= Record set =
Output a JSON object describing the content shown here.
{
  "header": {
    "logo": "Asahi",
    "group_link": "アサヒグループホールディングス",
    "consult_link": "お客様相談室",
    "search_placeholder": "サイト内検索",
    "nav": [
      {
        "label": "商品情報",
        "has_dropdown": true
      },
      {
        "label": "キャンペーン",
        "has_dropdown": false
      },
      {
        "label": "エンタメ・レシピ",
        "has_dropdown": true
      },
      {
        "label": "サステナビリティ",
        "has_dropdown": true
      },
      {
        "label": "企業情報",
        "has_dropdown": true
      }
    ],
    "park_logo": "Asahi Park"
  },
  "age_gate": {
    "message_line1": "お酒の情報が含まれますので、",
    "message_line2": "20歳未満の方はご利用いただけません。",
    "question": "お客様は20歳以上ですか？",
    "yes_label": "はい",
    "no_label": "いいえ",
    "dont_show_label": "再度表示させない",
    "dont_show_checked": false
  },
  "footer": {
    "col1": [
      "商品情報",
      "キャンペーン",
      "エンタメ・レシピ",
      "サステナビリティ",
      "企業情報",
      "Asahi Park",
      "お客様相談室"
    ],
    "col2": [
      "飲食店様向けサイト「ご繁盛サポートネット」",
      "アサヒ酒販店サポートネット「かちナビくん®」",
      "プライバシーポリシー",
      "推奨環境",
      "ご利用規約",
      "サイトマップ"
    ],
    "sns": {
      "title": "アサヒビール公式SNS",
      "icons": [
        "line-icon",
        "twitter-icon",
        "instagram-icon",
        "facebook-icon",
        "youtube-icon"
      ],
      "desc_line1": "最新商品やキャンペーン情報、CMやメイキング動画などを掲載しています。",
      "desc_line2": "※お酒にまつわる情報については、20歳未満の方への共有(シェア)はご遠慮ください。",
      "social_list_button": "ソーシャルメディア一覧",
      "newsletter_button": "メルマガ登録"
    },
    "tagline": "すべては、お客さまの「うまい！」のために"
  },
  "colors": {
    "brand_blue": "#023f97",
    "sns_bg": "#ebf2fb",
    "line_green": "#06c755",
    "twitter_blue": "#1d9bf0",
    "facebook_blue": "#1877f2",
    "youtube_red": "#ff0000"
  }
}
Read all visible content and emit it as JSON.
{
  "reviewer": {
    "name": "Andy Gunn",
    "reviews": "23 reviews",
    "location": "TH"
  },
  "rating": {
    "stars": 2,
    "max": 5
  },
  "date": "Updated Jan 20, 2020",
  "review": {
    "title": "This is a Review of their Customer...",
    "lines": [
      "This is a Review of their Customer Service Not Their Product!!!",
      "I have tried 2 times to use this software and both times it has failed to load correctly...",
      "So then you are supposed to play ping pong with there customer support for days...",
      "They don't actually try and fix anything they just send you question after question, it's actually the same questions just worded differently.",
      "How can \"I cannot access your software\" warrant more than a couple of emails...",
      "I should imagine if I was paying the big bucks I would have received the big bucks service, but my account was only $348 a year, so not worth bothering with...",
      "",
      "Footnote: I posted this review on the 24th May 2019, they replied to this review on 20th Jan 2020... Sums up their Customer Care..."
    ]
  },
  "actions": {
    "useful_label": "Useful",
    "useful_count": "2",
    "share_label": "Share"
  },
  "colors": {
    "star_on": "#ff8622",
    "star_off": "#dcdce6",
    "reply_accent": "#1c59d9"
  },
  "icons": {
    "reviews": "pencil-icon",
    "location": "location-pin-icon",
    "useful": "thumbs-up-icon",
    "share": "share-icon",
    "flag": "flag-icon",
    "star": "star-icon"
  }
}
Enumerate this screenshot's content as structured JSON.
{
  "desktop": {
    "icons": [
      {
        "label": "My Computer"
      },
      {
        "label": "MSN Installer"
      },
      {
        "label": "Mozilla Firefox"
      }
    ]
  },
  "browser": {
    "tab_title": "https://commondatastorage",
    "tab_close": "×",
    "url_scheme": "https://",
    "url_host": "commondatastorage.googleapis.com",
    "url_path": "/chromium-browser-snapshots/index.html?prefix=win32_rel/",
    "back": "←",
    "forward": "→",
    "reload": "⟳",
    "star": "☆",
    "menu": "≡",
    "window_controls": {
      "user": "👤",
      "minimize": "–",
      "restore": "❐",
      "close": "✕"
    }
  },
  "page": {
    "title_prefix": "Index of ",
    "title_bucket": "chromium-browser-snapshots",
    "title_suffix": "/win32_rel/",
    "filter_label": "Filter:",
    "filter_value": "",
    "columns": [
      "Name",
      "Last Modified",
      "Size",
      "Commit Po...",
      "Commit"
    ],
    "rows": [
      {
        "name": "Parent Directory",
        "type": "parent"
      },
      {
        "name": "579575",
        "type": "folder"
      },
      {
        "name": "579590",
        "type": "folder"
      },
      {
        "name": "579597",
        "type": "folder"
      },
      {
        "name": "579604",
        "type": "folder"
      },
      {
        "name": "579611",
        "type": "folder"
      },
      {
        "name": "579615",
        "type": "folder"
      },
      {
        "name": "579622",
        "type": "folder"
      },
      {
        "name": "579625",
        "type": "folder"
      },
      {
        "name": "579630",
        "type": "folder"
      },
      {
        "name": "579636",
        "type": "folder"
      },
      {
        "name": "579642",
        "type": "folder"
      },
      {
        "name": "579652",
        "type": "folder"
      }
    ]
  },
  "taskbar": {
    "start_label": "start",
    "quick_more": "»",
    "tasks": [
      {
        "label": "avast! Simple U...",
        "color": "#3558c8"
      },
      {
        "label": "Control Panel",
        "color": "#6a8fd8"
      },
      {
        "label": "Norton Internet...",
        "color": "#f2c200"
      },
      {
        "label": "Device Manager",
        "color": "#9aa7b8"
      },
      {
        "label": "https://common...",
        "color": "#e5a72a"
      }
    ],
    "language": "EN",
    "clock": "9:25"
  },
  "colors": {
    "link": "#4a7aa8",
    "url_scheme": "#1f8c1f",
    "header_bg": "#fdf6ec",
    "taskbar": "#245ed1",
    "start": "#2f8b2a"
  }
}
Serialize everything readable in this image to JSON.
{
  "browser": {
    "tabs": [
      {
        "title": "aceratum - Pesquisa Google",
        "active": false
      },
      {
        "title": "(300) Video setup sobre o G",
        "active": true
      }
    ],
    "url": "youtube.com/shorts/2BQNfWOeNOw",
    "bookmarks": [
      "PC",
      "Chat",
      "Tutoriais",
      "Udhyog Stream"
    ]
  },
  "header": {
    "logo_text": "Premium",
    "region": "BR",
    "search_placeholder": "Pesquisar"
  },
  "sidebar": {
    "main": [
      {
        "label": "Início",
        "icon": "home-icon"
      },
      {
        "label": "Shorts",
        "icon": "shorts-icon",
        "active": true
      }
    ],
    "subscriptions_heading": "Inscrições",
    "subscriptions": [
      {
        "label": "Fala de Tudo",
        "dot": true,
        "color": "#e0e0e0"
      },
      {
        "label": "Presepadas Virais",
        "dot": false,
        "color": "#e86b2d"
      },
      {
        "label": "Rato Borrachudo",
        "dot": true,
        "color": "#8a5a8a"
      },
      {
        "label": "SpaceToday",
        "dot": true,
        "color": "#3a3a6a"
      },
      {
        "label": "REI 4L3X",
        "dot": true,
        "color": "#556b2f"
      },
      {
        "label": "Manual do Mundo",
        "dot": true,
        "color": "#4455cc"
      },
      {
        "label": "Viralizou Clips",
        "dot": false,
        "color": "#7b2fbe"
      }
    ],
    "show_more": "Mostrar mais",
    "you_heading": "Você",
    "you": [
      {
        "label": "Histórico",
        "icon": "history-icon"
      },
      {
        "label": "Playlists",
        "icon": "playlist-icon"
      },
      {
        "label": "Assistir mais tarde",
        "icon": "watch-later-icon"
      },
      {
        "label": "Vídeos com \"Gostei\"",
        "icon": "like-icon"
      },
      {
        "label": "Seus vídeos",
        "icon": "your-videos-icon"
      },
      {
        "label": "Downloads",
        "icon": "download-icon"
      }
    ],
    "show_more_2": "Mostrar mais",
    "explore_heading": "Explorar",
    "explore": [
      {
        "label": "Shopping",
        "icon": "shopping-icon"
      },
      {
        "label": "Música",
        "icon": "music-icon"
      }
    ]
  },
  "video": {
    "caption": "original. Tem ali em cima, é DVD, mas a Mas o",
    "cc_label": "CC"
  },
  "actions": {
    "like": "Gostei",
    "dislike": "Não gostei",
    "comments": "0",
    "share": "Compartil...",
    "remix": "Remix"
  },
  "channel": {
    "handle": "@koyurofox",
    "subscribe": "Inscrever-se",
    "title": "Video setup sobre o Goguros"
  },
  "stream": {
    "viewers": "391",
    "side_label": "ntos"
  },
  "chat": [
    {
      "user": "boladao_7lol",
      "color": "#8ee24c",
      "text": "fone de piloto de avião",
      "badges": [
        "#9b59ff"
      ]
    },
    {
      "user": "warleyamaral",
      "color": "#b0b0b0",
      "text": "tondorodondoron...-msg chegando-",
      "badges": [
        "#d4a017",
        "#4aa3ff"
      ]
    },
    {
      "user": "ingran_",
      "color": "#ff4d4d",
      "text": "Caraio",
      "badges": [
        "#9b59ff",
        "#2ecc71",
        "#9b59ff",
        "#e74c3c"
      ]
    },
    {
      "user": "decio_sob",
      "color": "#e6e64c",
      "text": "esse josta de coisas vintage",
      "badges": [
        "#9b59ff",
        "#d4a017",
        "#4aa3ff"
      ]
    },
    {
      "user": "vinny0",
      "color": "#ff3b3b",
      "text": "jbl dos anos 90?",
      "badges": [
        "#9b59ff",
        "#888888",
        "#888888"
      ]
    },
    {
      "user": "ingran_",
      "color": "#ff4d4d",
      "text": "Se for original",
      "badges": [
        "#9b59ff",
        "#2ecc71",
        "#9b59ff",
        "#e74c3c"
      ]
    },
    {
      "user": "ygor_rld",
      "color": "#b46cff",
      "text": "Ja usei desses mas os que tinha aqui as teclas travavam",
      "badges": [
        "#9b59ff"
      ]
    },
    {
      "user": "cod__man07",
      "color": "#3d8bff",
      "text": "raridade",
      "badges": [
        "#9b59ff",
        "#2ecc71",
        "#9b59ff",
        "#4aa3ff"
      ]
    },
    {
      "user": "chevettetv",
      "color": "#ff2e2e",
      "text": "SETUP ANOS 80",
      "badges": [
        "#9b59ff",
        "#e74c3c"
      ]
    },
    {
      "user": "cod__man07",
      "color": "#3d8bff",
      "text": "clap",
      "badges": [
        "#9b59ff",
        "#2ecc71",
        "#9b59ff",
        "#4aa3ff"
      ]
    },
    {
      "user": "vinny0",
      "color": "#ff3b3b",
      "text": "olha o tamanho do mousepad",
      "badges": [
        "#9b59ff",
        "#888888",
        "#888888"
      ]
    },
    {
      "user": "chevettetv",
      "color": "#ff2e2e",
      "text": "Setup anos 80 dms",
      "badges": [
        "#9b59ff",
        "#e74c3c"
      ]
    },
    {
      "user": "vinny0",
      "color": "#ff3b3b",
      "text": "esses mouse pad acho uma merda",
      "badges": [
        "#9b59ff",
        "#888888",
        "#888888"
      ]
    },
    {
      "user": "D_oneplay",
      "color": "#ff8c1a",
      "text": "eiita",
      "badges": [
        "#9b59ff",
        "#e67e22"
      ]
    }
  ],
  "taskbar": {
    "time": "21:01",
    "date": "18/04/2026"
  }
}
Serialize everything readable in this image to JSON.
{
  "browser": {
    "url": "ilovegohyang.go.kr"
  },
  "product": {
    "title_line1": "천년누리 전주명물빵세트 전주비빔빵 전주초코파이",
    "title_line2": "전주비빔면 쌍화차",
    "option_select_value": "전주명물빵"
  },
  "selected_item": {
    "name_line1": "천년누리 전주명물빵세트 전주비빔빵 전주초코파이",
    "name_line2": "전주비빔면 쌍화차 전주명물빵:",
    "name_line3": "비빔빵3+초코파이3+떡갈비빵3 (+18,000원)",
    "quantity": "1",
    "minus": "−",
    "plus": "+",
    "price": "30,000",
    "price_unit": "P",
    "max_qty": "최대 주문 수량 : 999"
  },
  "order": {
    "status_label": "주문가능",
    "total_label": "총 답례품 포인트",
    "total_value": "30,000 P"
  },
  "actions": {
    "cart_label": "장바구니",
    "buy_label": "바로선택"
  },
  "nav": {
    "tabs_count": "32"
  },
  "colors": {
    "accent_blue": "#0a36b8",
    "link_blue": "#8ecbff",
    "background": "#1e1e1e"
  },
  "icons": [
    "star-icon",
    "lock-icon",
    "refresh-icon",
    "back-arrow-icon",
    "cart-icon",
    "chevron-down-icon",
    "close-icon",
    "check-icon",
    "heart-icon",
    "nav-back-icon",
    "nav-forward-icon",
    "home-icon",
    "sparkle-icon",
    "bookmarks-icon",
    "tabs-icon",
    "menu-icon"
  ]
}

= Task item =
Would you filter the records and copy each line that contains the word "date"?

= Exercise output =
  "date": "Updated Jan 20, 2020",
    "date": "18/04/2026"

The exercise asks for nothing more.